[Stored data]
[Start of section]
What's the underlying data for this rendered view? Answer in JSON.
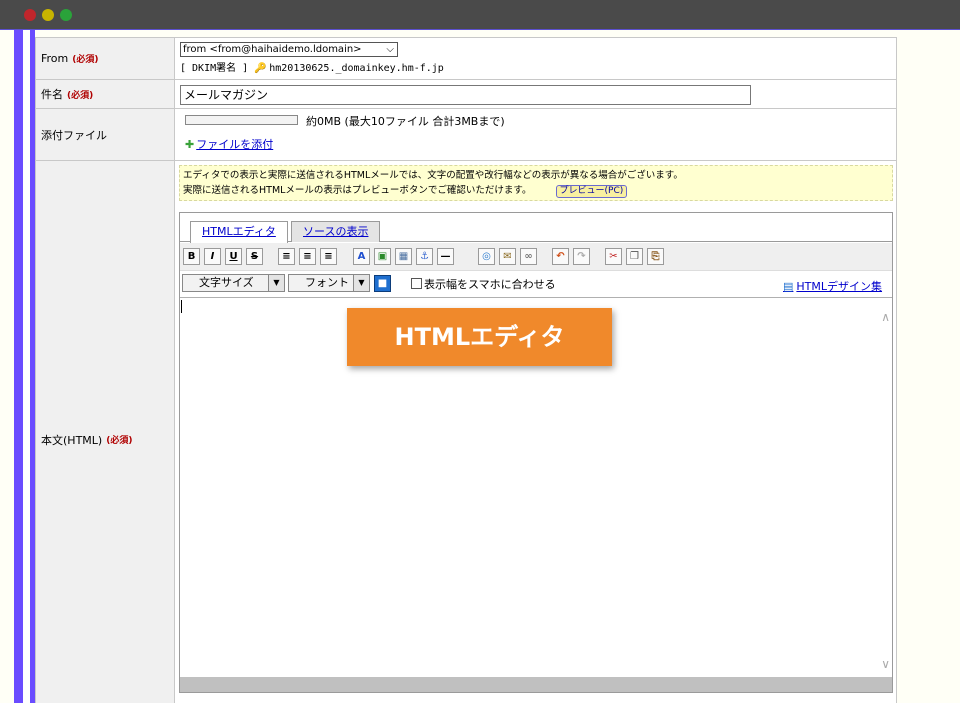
{
  "window": {
    "controls": [
      "close",
      "minimize",
      "maximize"
    ]
  },
  "rows": {
    "from": {
      "label": "From",
      "required": "(必須)",
      "select_value": "from <from@haihaidemo.ldomain>",
      "dkim_label": "[ DKIM署名 ]",
      "dkim_value": "hm20130625._domainkey.hm-f.jp"
    },
    "subject": {
      "label": "件名",
      "required": "(必須)",
      "value": "メールマガジン"
    },
    "attachment": {
      "label": "添付ファイル",
      "usage_text": "約0MB (最大10ファイル 合計3MBまで)",
      "add_link": "ファイルを添付"
    },
    "body": {
      "label": "本文(HTML)",
      "required": "(必須)",
      "notice_line1": "エディタでの表示と実際に送信されるHTMLメールでは、文字の配置や改行幅などの表示が異なる場合がございます。",
      "notice_line2": "実際に送信されるHTMLメールの表示はプレビューボタンでご確認いただけます。",
      "preview_button": "プレビュー(PC)"
    }
  },
  "editor": {
    "tabs": {
      "html_editor": "HTMLエディタ",
      "source": "ソースの表示"
    },
    "toolbar": {
      "bold": "B",
      "italic": "I",
      "underline": "U",
      "strike": "S"
    },
    "font_size_label": "文字サイズ",
    "font_label": "フォント",
    "smartphone_fit_label": "表示幅をスマホに合わせる",
    "design_link": "HTMLデザイン集"
  },
  "overlay_label": "HTMLエディタ",
  "colors": {
    "accent": "#6a4cff",
    "overlay": "#f0892b",
    "required": "#b00000",
    "link": "#0000cc"
  }
}
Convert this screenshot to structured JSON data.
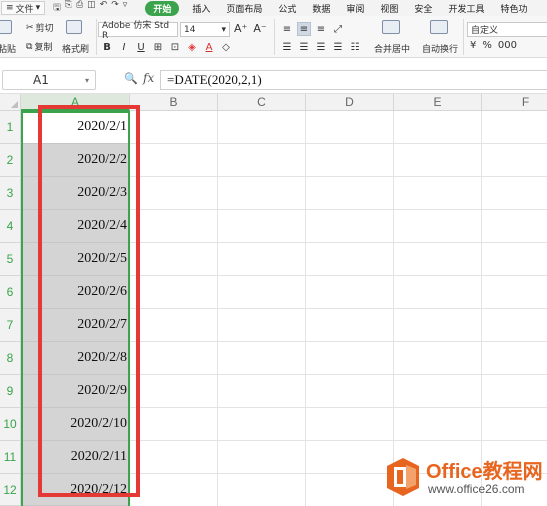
{
  "menubar": {
    "file_label": "文件",
    "tabs": [
      {
        "label": "开始",
        "active": true
      },
      {
        "label": "插入"
      },
      {
        "label": "页面布局"
      },
      {
        "label": "公式"
      },
      {
        "label": "数据"
      },
      {
        "label": "审阅"
      },
      {
        "label": "视图"
      },
      {
        "label": "安全"
      },
      {
        "label": "开发工具"
      },
      {
        "label": "特色功"
      }
    ],
    "accent_color": "#3aa34b"
  },
  "ribbon": {
    "paste_label": "粘贴",
    "cut_label": "剪切",
    "copy_label": "复制",
    "format_painter_label": "格式刷",
    "font_name": "Adobe 仿宋 Std R",
    "font_size": "14",
    "grow_font": "A⁺",
    "shrink_font": "A⁻",
    "bold": "B",
    "italic": "I",
    "underline": "U",
    "merge_center_label": "合并居中",
    "wrap_text_label": "自动换行",
    "number_format": "自定义",
    "percent": "%",
    "thousands": "000"
  },
  "formula_bar": {
    "name_box": "A1",
    "fx": "fx",
    "formula": "=DATE(2020,2,1)"
  },
  "sheet": {
    "columns": [
      "A",
      "B",
      "C",
      "D",
      "E",
      "F"
    ],
    "rows": [
      "1",
      "2",
      "3",
      "4",
      "5",
      "6",
      "7",
      "8",
      "9",
      "10",
      "11",
      "12"
    ],
    "column_a_values": [
      "2020/2/1",
      "2020/2/2",
      "2020/2/3",
      "2020/2/4",
      "2020/2/5",
      "2020/2/6",
      "2020/2/7",
      "2020/2/8",
      "2020/2/9",
      "2020/2/10",
      "2020/2/11",
      "2020/2/12"
    ],
    "selection_color": "#3aa34b",
    "highlight_color": "#e53935"
  },
  "watermark": {
    "title": "Office教程网",
    "url": "www.office26.com"
  }
}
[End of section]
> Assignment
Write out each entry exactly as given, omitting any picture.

> Answer space
What's the underlying data for this rendered view? Answer in JSON.
{
  "window": {
    "controls": [
      "close",
      "minimize",
      "maximize"
    ]
  },
  "rows": {
    "from": {
      "label": "From",
      "required": "(必須)",
      "select_value": "from <from@haihaidemo.ldomain>",
      "dkim_label": "[ DKIM署名 ]",
      "dkim_value": "hm20130625._domainkey.hm-f.jp"
    },
    "subject": {
      "label": "件名",
      "required": "(必須)",
      "value": "メールマガジン"
    },
    "attachment": {
      "label": "添付ファイル",
      "usage_text": "約0MB (最大10ファイル 合計3MBまで)",
      "add_link": "ファイルを添付"
    },
    "body": {
      "label": "本文(HTML)",
      "required": "(必須)",
      "notice_line1": "エディタでの表示と実際に送信されるHTMLメールでは、文字の配置や改行幅などの表示が異なる場合がございます。",
      "notice_line2": "実際に送信されるHTMLメールの表示はプレビューボタンでご確認いただけます。",
      "preview_button": "プレビュー(PC)"
    }
  },
  "editor": {
    "tabs": {
      "html_editor": "HTMLエディタ",
      "source": "ソースの表示"
    },
    "toolbar": {
      "bold": "B",
      "italic": "I",
      "underline": "U",
      "strike": "S"
    },
    "font_size_label": "文字サイズ",
    "font_label": "フォント",
    "smartphone_fit_label": "表示幅をスマホに合わせる",
    "design_link": "HTMLデザイン集"
  },
  "overlay_label": "HTMLエディタ",
  "colors": {
    "accent": "#6a4cff",
    "overlay": "#f0892b",
    "required": "#b00000",
    "link": "#0000cc"
  }
}
Convert this screenshot to structured JSON data.
{
  "menubar": {
    "file_label": "文件",
    "tabs": [
      {
        "label": "开始",
        "active": true
      },
      {
        "label": "插入"
      },
      {
        "label": "页面布局"
      },
      {
        "label": "公式"
      },
      {
        "label": "数据"
      },
      {
        "label": "审阅"
      },
      {
        "label": "视图"
      },
      {
        "label": "安全"
      },
      {
        "label": "开发工具"
      },
      {
        "label": "特色功"
      }
    ],
    "accent_color": "#3aa34b"
  },
  "ribbon": {
    "paste_label": "粘贴",
    "cut_label": "剪切",
    "copy_label": "复制",
    "format_painter_label": "格式刷",
    "font_name": "Adobe 仿宋 Std R",
    "font_size": "14",
    "grow_font": "A⁺",
    "shrink_font": "A⁻",
    "bold": "B",
    "italic": "I",
    "underline": "U",
    "merge_center_label": "合并居中",
    "wrap_text_label": "自动换行",
    "number_format": "自定义",
    "percent": "%",
    "thousands": "000"
  },
  "formula_bar": {
    "name_box": "A1",
    "fx": "fx",
    "formula": "=DATE(2020,2,1)"
  },
  "sheet": {
    "columns": [
      "A",
      "B",
      "C",
      "D",
      "E",
      "F"
    ],
    "rows": [
      "1",
      "2",
      "3",
      "4",
      "5",
      "6",
      "7",
      "8",
      "9",
      "10",
      "11",
      "12"
    ],
    "column_a_values": [
      "2020/2/1",
      "2020/2/2",
      "2020/2/3",
      "2020/2/4",
      "2020/2/5",
      "2020/2/6",
      "2020/2/7",
      "2020/2/8",
      "2020/2/9",
      "2020/2/10",
      "2020/2/11",
      "2020/2/12"
    ],
    "selection_color": "#3aa34b",
    "highlight_color": "#e53935"
  },
  "watermark": {
    "title": "Office教程网",
    "url": "www.office26.com"
  }
}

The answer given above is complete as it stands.